SOUTH AFRICA—It did not take long for TopTV to express its opposition to the planned rollout of a 24/7 porn channel on the same Astra 4A satellite from which it broadcasts its more family friendly fare to South African subscribers. African Satellite Installations (ASI) announced this week plans to launch Porn Satellite Television (PSat) in January. Subscribers to the porn channel would be provided with a special decoder they would need to use to access the porn, but first they will have to unplug the TopTV decoder.
"PSat encourages buyers of the channel to disconnect their TopTV decoders, but is not telling users that it's illegal. These actions violate TopTV's rights,” the company said. The illegal reference refers to the fact that PSat has not received permission to broadcast porn from South Africa’s communications regulator, the Independent Communications Authority of South Africa (ICASA). TopTV said it is considering a lawsuit based on the alleged illegality of the planned January launch.
An ASI spokesperson, John Solomon, countered that TopTv does not have grounds for a lawsuit because PSat, which is an already existing French channel that wants to expand into South Africa, does not need to get permission from ICASA.
"The French channel has been known in African countries for three years already and I don't need to obtain a license for that. I am also only the distributor of the decoder and not the broadcaster or the owner of the channel,” said Solomon. "Various channels, like TopTV and PSat, rent space on the Astra 4A satellite. Decoders that are purchased locally can only receive certain channels. All I do is sell a decoder that can receive those pornography channels."
Marius Liebenberg, a senior vice-president at TopTV disagreed, saying, “The service proposed by PSat.TV would amount to a subscription broadcasting service and to conduct such without a license would be in contravention of section 7 of the Electronic Communications Act 36 of 2005, as amended.
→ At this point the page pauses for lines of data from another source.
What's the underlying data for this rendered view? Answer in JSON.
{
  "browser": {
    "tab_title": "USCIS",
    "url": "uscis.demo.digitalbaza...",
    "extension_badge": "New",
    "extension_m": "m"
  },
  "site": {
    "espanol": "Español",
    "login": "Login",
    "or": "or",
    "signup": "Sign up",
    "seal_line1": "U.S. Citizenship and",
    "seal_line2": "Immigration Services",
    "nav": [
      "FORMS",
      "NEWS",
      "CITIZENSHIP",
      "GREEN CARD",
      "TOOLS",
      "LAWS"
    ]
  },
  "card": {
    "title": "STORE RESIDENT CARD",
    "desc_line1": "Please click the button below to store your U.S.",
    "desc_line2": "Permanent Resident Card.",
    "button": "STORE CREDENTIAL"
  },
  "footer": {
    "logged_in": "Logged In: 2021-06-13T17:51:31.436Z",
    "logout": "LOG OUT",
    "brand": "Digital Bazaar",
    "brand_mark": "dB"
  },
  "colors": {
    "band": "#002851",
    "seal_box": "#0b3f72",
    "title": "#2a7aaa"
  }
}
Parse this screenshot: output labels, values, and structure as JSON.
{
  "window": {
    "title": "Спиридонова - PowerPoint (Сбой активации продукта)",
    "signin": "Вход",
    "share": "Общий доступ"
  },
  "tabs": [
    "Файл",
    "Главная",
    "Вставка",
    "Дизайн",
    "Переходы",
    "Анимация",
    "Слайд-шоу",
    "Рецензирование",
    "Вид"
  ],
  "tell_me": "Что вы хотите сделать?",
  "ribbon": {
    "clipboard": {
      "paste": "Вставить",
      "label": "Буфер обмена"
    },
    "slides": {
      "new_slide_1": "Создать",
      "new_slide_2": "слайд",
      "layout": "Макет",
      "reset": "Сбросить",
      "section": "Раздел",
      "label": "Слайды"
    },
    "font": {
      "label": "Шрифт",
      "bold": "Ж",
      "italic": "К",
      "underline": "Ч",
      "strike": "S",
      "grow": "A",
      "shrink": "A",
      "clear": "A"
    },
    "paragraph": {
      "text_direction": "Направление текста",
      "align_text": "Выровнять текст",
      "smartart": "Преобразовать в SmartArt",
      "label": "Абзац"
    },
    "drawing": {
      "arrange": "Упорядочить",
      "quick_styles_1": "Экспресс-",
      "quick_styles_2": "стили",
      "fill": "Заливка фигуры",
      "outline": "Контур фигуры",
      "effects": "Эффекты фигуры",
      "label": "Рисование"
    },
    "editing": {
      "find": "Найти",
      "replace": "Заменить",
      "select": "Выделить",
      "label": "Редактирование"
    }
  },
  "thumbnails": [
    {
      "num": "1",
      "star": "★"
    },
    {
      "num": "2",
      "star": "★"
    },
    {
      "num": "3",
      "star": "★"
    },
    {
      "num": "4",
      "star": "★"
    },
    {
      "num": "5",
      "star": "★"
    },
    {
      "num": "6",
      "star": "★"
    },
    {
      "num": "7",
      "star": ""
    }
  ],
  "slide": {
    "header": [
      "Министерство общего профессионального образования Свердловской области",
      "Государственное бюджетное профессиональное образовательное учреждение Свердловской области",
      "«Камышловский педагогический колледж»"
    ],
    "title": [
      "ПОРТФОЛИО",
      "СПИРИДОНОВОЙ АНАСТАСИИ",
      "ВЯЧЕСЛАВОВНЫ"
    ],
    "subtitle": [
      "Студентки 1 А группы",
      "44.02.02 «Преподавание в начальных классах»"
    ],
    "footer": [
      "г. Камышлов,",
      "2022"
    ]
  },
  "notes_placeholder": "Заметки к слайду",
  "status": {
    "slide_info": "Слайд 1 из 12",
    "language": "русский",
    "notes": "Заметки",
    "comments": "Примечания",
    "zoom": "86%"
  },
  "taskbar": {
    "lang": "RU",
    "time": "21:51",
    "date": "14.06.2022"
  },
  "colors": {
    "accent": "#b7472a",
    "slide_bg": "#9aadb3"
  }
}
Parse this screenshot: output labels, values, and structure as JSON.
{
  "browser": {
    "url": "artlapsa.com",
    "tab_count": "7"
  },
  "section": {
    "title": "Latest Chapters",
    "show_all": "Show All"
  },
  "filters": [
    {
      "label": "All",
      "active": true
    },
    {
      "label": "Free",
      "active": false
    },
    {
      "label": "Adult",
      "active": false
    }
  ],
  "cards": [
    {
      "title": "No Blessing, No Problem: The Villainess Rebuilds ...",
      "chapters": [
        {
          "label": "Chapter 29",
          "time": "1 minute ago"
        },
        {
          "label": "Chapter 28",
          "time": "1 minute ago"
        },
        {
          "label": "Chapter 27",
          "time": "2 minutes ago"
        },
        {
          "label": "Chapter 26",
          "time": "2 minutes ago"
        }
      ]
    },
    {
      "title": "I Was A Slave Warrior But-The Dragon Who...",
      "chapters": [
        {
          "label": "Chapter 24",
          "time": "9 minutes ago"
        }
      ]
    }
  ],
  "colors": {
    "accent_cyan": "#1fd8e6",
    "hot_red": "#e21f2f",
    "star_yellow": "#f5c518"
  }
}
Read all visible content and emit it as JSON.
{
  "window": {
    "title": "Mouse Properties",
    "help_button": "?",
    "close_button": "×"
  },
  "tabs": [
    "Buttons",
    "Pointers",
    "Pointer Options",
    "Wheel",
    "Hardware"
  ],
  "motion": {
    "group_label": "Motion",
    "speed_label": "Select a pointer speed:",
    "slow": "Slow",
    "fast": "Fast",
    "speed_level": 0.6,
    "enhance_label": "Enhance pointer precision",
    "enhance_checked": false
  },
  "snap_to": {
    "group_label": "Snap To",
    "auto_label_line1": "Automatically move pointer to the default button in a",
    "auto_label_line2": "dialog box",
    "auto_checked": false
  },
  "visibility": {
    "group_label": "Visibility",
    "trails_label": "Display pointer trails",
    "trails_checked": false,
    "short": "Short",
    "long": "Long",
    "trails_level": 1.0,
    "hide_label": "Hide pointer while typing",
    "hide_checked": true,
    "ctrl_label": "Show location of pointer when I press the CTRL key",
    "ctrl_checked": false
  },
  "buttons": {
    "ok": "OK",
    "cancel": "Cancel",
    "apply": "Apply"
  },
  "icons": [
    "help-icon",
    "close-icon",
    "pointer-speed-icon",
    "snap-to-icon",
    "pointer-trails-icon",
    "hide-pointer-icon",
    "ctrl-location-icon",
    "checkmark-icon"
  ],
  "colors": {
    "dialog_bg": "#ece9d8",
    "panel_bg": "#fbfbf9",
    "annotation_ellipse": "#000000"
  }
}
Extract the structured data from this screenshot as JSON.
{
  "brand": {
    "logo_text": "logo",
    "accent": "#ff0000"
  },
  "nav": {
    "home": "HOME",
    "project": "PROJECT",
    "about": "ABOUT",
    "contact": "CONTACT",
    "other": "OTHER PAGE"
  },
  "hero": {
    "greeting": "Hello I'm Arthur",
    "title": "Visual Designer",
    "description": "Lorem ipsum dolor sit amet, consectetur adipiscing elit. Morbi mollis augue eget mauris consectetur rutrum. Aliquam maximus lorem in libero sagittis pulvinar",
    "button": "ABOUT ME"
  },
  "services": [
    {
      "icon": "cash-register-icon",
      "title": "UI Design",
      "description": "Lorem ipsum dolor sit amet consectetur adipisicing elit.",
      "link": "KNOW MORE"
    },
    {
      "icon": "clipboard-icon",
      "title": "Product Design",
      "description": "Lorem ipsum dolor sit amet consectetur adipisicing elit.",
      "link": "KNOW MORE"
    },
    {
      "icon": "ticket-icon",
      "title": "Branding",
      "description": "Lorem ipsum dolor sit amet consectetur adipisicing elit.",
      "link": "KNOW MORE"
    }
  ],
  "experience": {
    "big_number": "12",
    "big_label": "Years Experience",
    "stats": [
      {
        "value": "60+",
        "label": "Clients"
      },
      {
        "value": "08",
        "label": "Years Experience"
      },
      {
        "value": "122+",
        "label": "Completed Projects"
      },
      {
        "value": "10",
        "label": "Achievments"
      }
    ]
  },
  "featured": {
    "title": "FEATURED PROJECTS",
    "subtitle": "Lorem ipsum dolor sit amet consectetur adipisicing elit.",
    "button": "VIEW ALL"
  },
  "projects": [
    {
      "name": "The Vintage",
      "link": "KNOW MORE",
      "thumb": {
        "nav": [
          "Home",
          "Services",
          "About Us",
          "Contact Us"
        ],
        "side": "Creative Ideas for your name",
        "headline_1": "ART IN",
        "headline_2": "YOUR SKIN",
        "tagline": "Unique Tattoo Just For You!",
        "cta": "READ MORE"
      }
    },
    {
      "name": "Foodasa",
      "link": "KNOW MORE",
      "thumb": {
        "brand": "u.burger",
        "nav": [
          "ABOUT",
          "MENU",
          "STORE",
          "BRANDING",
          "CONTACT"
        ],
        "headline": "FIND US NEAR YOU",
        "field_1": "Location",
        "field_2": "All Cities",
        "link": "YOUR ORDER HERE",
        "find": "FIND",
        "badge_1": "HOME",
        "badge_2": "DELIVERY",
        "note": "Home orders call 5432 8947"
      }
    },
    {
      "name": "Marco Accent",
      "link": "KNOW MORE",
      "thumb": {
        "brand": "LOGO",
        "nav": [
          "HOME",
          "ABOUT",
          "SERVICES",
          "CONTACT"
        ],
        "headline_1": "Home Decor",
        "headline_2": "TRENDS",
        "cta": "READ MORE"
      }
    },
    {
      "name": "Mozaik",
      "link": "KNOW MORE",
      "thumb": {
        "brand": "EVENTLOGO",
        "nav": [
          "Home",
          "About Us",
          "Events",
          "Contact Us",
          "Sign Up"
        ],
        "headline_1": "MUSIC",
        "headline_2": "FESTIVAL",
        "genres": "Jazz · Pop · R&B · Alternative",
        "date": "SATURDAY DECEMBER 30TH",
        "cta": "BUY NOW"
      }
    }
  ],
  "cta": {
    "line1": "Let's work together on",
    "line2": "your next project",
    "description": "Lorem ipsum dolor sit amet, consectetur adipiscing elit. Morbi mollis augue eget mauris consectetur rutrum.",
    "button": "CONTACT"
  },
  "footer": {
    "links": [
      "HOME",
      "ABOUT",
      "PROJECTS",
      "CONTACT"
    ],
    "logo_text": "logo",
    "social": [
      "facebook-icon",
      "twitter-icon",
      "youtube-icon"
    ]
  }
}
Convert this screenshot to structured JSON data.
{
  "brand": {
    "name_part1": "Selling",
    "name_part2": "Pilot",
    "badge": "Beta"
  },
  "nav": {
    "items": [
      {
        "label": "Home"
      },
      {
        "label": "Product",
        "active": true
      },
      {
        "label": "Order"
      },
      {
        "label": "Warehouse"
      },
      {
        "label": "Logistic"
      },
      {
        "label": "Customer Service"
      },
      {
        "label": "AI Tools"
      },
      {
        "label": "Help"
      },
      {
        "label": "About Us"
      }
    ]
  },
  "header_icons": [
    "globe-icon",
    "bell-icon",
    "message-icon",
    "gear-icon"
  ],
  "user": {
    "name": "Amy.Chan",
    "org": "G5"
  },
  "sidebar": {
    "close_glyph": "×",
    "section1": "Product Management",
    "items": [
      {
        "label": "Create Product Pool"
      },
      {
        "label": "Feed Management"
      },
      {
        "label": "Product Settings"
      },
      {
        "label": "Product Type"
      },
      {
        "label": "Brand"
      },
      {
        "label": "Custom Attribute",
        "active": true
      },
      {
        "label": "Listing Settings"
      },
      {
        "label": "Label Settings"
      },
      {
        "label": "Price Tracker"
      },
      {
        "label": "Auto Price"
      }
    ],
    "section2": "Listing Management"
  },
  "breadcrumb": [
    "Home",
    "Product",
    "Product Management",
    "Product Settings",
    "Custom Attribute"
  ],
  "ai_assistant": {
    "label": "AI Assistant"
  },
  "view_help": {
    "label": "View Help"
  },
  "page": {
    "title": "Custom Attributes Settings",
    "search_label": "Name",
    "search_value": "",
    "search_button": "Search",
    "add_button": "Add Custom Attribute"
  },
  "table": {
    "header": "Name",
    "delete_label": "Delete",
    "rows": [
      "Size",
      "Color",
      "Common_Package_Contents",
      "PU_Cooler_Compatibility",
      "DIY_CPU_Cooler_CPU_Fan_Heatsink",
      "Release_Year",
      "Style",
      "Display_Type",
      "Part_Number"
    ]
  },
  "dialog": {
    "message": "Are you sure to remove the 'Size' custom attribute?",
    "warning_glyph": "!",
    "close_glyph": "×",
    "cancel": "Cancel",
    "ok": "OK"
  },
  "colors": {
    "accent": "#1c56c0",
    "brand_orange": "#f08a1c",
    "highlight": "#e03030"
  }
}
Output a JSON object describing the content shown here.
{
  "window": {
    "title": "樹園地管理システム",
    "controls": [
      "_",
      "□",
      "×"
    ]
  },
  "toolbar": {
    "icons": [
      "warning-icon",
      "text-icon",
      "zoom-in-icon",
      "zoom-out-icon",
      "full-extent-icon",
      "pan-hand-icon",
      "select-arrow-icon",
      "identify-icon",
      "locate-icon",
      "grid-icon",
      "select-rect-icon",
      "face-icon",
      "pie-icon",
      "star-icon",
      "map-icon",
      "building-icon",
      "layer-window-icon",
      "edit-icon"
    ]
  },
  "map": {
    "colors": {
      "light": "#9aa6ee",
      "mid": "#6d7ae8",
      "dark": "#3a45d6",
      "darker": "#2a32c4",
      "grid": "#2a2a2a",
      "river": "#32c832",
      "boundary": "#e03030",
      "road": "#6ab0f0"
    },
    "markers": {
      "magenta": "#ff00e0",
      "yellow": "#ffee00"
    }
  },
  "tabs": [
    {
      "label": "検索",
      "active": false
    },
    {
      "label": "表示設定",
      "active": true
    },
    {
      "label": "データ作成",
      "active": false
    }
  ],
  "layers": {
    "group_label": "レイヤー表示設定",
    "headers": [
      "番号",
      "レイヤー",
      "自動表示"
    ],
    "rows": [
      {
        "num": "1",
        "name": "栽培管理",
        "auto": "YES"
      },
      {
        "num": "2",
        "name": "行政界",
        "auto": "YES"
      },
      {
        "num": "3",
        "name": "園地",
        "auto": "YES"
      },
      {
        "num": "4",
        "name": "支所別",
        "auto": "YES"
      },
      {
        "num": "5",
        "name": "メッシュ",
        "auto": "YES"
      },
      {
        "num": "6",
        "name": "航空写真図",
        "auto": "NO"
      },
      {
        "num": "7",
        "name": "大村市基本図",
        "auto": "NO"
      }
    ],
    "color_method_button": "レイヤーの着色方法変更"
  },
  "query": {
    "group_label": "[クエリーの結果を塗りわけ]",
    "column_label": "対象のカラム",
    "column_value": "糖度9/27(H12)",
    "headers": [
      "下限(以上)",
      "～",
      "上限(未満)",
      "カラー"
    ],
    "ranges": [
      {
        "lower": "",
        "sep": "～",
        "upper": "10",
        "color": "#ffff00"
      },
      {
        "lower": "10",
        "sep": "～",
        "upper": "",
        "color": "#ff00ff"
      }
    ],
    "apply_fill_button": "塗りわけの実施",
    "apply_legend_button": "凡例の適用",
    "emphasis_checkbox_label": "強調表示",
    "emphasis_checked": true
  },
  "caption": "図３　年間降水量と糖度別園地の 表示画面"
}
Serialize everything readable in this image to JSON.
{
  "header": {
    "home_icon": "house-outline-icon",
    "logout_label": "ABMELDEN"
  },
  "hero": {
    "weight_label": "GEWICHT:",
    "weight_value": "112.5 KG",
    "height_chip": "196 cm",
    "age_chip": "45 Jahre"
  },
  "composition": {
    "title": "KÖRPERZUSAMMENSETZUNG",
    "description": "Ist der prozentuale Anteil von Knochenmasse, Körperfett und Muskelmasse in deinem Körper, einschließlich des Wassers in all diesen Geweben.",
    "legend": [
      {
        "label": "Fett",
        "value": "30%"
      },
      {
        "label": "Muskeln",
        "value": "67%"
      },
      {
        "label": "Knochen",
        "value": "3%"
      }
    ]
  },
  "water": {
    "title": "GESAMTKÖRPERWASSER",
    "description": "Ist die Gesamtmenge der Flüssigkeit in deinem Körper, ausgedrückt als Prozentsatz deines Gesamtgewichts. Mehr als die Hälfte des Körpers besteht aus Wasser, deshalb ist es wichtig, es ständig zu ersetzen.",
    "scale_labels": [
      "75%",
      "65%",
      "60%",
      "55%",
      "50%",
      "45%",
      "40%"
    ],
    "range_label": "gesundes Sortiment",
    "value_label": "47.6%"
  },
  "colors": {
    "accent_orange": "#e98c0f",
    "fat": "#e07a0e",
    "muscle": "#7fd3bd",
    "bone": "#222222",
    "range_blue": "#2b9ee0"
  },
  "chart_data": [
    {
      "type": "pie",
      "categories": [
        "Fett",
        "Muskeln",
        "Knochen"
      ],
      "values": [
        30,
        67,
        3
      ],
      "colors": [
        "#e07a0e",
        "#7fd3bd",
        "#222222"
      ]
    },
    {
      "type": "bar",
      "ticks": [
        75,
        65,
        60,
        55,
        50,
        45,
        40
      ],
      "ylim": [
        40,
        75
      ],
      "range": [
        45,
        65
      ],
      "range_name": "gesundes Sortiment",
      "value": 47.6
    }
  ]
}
“PSat.TV,” he added, “is misusing and misrepresenting the TopTV brand in the market place.”
An ICASA spokesperson concurred that Solomon needs to get additional approval before its decoders can be distributed to the public.
"It is not clear where these decoders are coming from. ICASA must approve the import of the equipment first before it can be distributed,” said Paseka Maleka. "In addition, ICASA has not received an application for a license for the distribution of pornography from PSat. Because viewers must subscribe to the channel, it is subject to ICASA's approval."
But TopTV may have another reason for objecting to TopTV. According to iol.ca.za, the network has itself applied to ICASA for permission to launch three Playboy channels to its lineup, for which subscribers would be charged an extra fee and also have to undergo age verification before being allowed to access the content.
The TopTv application has already been publicly opposed by the country’s media classification board, the Film and Production Board, whose spokesperson, Mlimandlela Ndamase, said, “We definitely will oppose the application in a manner similar to the way we did with MultiChoice when they wanted to launch a 24-hour pornography channel.”
TopTv responded with a prepared statement that read, in part, “While TopTV is not seeking to distance itself from its positioning as a family-oriented service provider, we view the additional channels within that context as well. We need to be alive to the desires of our client base… stagnating (sic) to past statements will not serve changed needs from our clients or assist growth.”
Needless to say, if the Film and Production Board so virulently opposes the launch of Playboy channels, which tend to contain tamer fare than other more hardcore distributors of adult content, the same, or worse, is probably in store for PSat.